By Armen Zakarian
A former Russian prime minister, Sergey Stepashin, said on Wednesday that Armenia will draw substantial benefits from its upcoming assets-for-debt agreement with Russia. Stepashin, who now heads Russia's Audit Chamber, told reporters in Yerevan that the deal, finalized in December, will give a strong boost to economic links between the two countries.
The liberal ex-premier, who is reportedly close to President Vladimir Putin, spoke at a news conference at the end of a three-day visit to Armenia. He met with President Robert Kocharian, Defense Minister Serzh Sarkisian and other top officials on Tuesday.
Bilateral economic ties topped the agenda of his meeting with Sarkisian. The latter is also a co-chairman of the Russian-Armenian intergovernmental commission on economic cooperation and has been personally negotiating the terms of the debt settlement.
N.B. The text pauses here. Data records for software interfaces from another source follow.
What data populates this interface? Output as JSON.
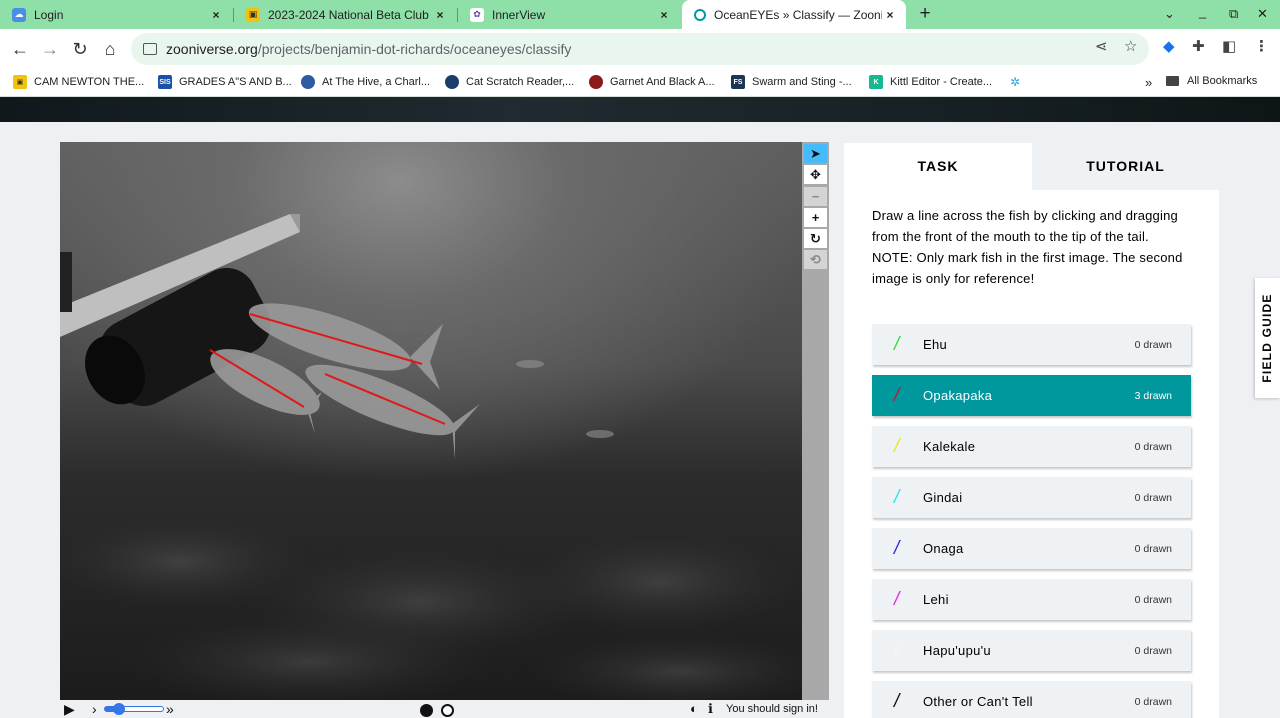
{
  "browser": {
    "tabs": [
      {
        "title": "Login",
        "icon": "cloud-icon",
        "color": "#4a8fe7"
      },
      {
        "title": "2023-2024 National Beta Club (",
        "icon": "classroom-icon",
        "color": "#f4c20d"
      },
      {
        "title": "InnerView",
        "icon": "paw-icon",
        "color": "#6b3fa0"
      },
      {
        "title": "OceanEYEs » Classify — Zooniverse",
        "icon": "zooniverse-icon",
        "color": "#00979d",
        "active": true
      }
    ],
    "close_glyph": "×",
    "new_tab_glyph": "+",
    "url_domain": "zooniverse.org",
    "url_path": "/projects/benjamin-dot-richards/oceaneyes/classify",
    "bookmarks": [
      {
        "label": "CAM NEWTON THE...",
        "icon": "classroom-icon",
        "color": "#f4c20d",
        "abbr": ""
      },
      {
        "label": "GRADES A\"S AND B...",
        "icon": "sis-icon",
        "color": "#1b4fa8",
        "abbr": "SIS"
      },
      {
        "label": "At The Hive, a Charl...",
        "icon": "hive-icon",
        "color": "#2d5aa0",
        "abbr": ""
      },
      {
        "label": "Cat Scratch Reader,...",
        "icon": "cat-scratch-icon",
        "color": "#1a3d6b",
        "abbr": ""
      },
      {
        "label": "Garnet And Black A...",
        "icon": "garnet-icon",
        "color": "#8b1a1a",
        "abbr": ""
      },
      {
        "label": "Swarm and Sting -...",
        "icon": "swarm-icon",
        "color": "#1d3557",
        "abbr": "FS"
      },
      {
        "label": "Kittl Editor - Create...",
        "icon": "kittl-icon",
        "color": "#17b890",
        "abbr": "K"
      }
    ],
    "all_bookmarks": "All Bookmarks",
    "overflow_glyph": "»"
  },
  "subject": {
    "drawn_lines": [
      {
        "species": "Opakapaka",
        "color": "#e01818"
      },
      {
        "species": "Opakapaka",
        "color": "#e01818"
      },
      {
        "species": "Opakapaka",
        "color": "#e01818"
      }
    ]
  },
  "drawing_tools": [
    "pointer-icon",
    "move-icon",
    "zoom-out-icon",
    "zoom-in-icon",
    "rotate-icon",
    "reset-icon"
  ],
  "player": {
    "play_glyph": "▶",
    "step_glyph": "›",
    "fast_glyph": "»",
    "signin_text": "You should sign in!"
  },
  "task": {
    "tab_task": "TASK",
    "tab_tutorial": "TUTORIAL",
    "instructions": "Draw a line across the fish by clicking and dragging from the front of the mouth to the tip of the tail.",
    "note": "NOTE: Only mark fish in the first image. The second image is only for reference!",
    "tools": [
      {
        "label": "Ehu",
        "count": "0 drawn",
        "color": "#33dd33"
      },
      {
        "label": "Opakapaka",
        "count": "3 drawn",
        "color": "#c2182b",
        "active": true
      },
      {
        "label": "Kalekale",
        "count": "0 drawn",
        "color": "#e6e62a"
      },
      {
        "label": "Gindai",
        "count": "0 drawn",
        "color": "#29e6e6"
      },
      {
        "label": "Onaga",
        "count": "0 drawn",
        "color": "#2a2ae6"
      },
      {
        "label": "Lehi",
        "count": "0 drawn",
        "color": "#e62ae6"
      },
      {
        "label": "Hapu'upu'u",
        "count": "0 drawn",
        "color": "#f5f5f5"
      },
      {
        "label": "Other or Can't Tell",
        "count": "0 drawn",
        "color": "#111111"
      }
    ]
  },
  "field_guide": "FIELD GUIDE"
}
Sarkisian and his Russian opposite number, Ilya Klebanov, have already agreed on the list of five state-run Armenian enterprises that will be handed over to the Russians in payment for the $94 million debt.
Stepashin said the deal will ease Armenia's external debt burden and help the country attract Russian investments into its stagnating Soviet-era industries. It will also cement the close relationship between Moscow and Yerevan, he said.
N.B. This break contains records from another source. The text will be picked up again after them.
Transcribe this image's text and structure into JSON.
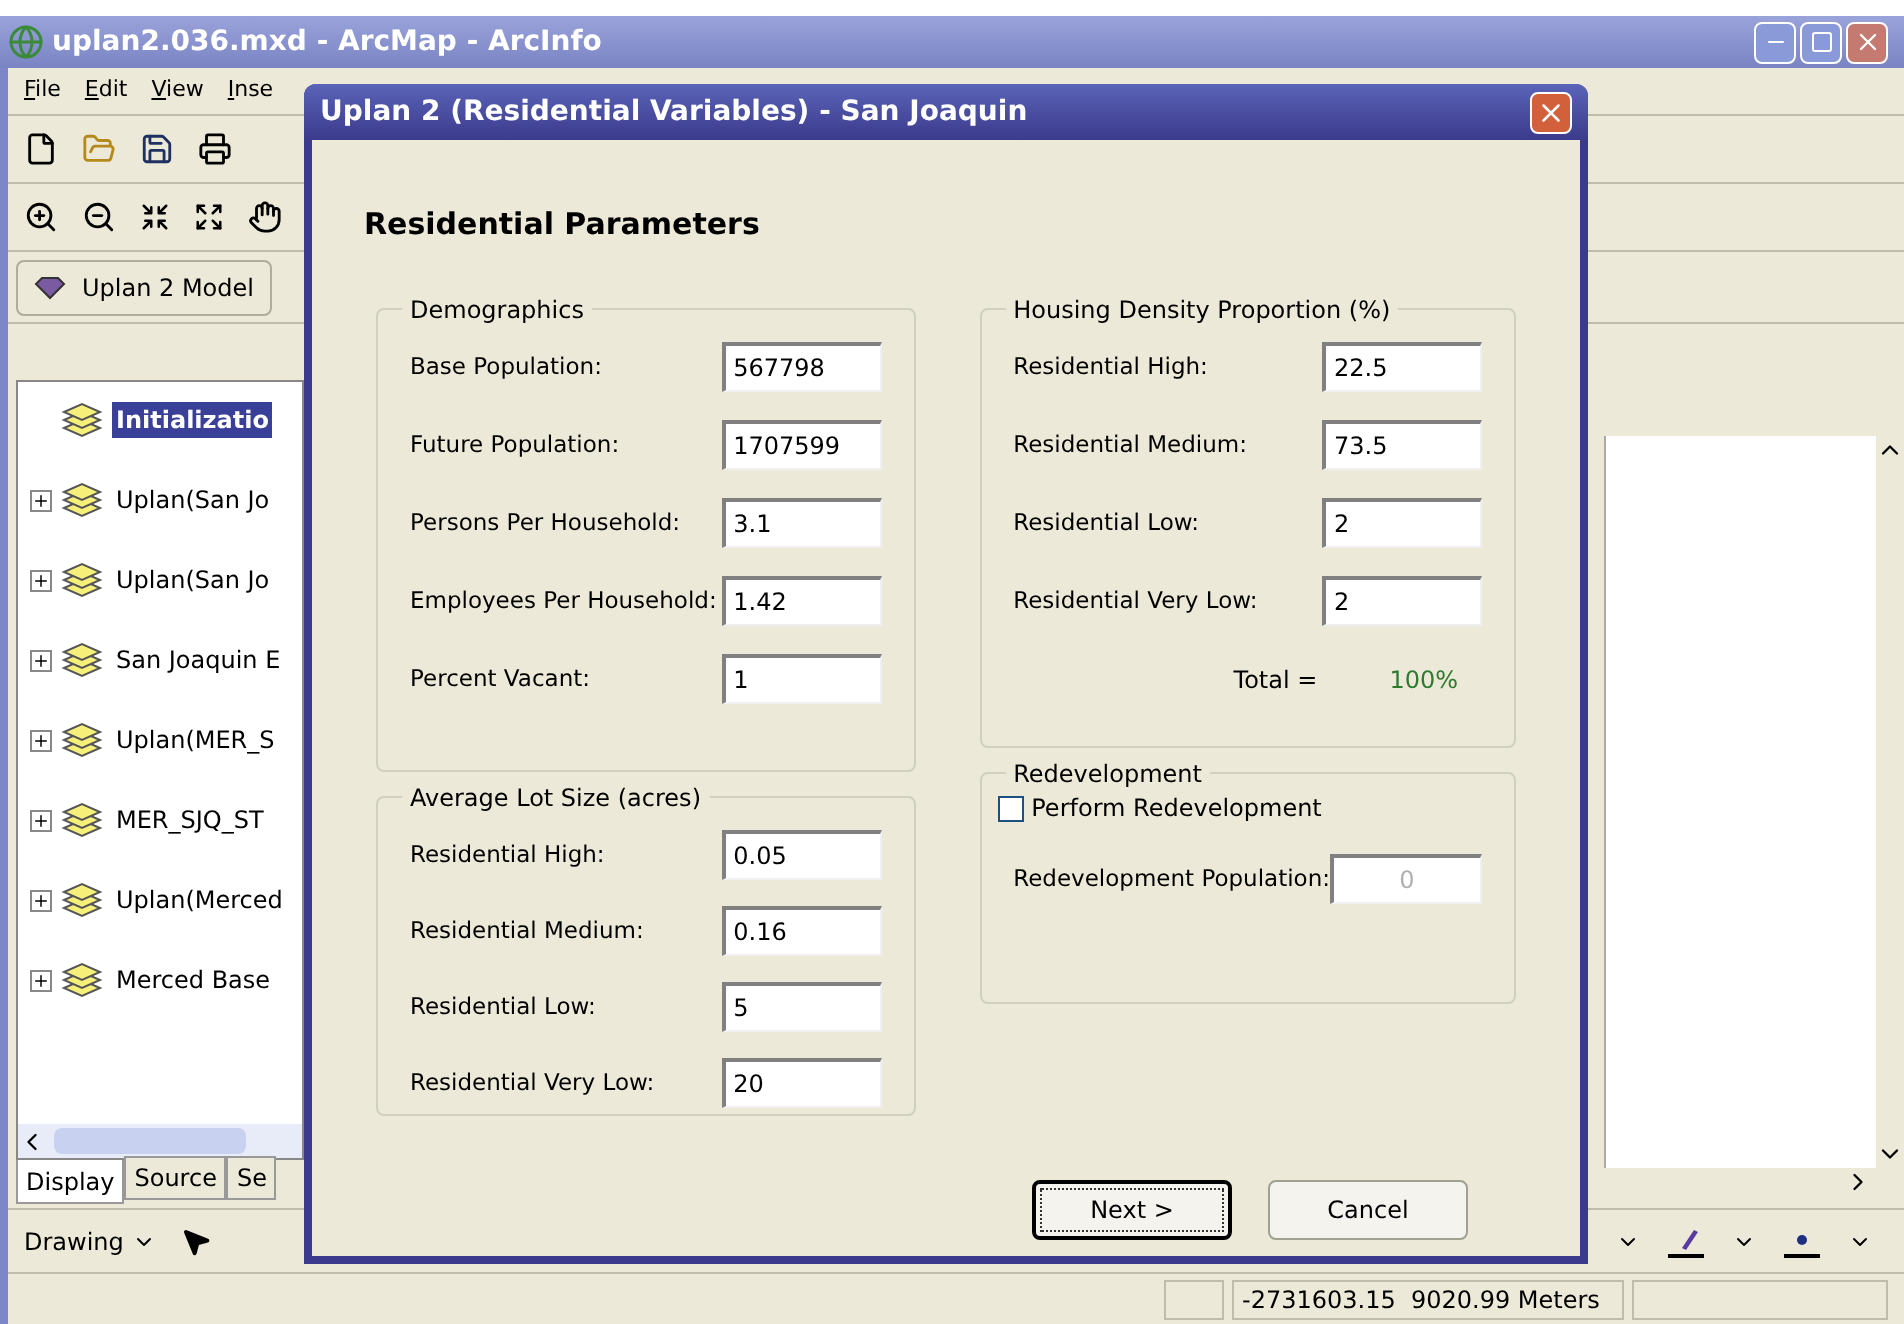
{
  "app": {
    "title": "uplan2.036.mxd - ArcMap - ArcInfo",
    "menu": [
      "File",
      "Edit",
      "View",
      "Inse"
    ],
    "model_button": "Uplan 2 Model",
    "layers": [
      {
        "label": "Initializatio",
        "expandable": false,
        "selected": true
      },
      {
        "label": "Uplan(San Jo",
        "expandable": true,
        "selected": false
      },
      {
        "label": "Uplan(San Jo",
        "expandable": true,
        "selected": false
      },
      {
        "label": "San Joaquin E",
        "expandable": true,
        "selected": false
      },
      {
        "label": "Uplan(MER_S",
        "expandable": true,
        "selected": false
      },
      {
        "label": "MER_SJQ_ST",
        "expandable": true,
        "selected": false
      },
      {
        "label": "Uplan(Merced",
        "expandable": true,
        "selected": false
      },
      {
        "label": "Merced Base",
        "expandable": true,
        "selected": false
      }
    ],
    "tabs": [
      {
        "label": "Display",
        "selected": true
      },
      {
        "label": "Source",
        "selected": false
      },
      {
        "label": "Se",
        "selected": false
      }
    ],
    "drawing_menu": "Drawing",
    "status": "-2731603.15  9020.99 Meters"
  },
  "dialog": {
    "title": "Uplan 2 (Residential Variables) - San Joaquin",
    "heading": "Residential Parameters",
    "demographics": {
      "title": "Demographics",
      "fields": [
        {
          "label": "Base Population:",
          "value": "567798"
        },
        {
          "label": "Future Population:",
          "value": "1707599"
        },
        {
          "label": "Persons Per Household:",
          "value": "3.1"
        },
        {
          "label": "Employees Per Household:",
          "value": "1.42"
        },
        {
          "label": "Percent Vacant:",
          "value": "1"
        }
      ]
    },
    "lot_size": {
      "title": "Average Lot Size (acres)",
      "fields": [
        {
          "label": "Residential High:",
          "value": "0.05"
        },
        {
          "label": "Residential Medium:",
          "value": "0.16"
        },
        {
          "label": "Residential Low:",
          "value": "5"
        },
        {
          "label": "Residential Very Low:",
          "value": "20"
        }
      ]
    },
    "housing_density": {
      "title": "Housing Density Proportion (%)",
      "fields": [
        {
          "label": "Residential High:",
          "value": "22.5"
        },
        {
          "label": "Residential Medium:",
          "value": "73.5"
        },
        {
          "label": "Residential Low:",
          "value": "2"
        },
        {
          "label": "Residential Very Low:",
          "value": "2"
        }
      ],
      "total_label": "Total =",
      "total_value": "100%"
    },
    "redevelopment": {
      "title": "Redevelopment",
      "checkbox": {
        "label": "Perform Redevelopment",
        "checked": false
      },
      "field": {
        "label": "Redevelopment Population:",
        "value": "0",
        "disabled": true
      }
    },
    "buttons": [
      {
        "label": "Next >",
        "default": true
      },
      {
        "label": "Cancel",
        "default": false
      }
    ]
  }
}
Stepashin, who headed the Russian cabinet for several months in 2000, said he and Kocharian agreed that the private sectors of the two states should play the dominant role in deepening Russian-Armenian economic cooperation. He claimed that there are now three million Armenians in Russia who are "not the poorest people in the country" and are eager to invest in Armenia.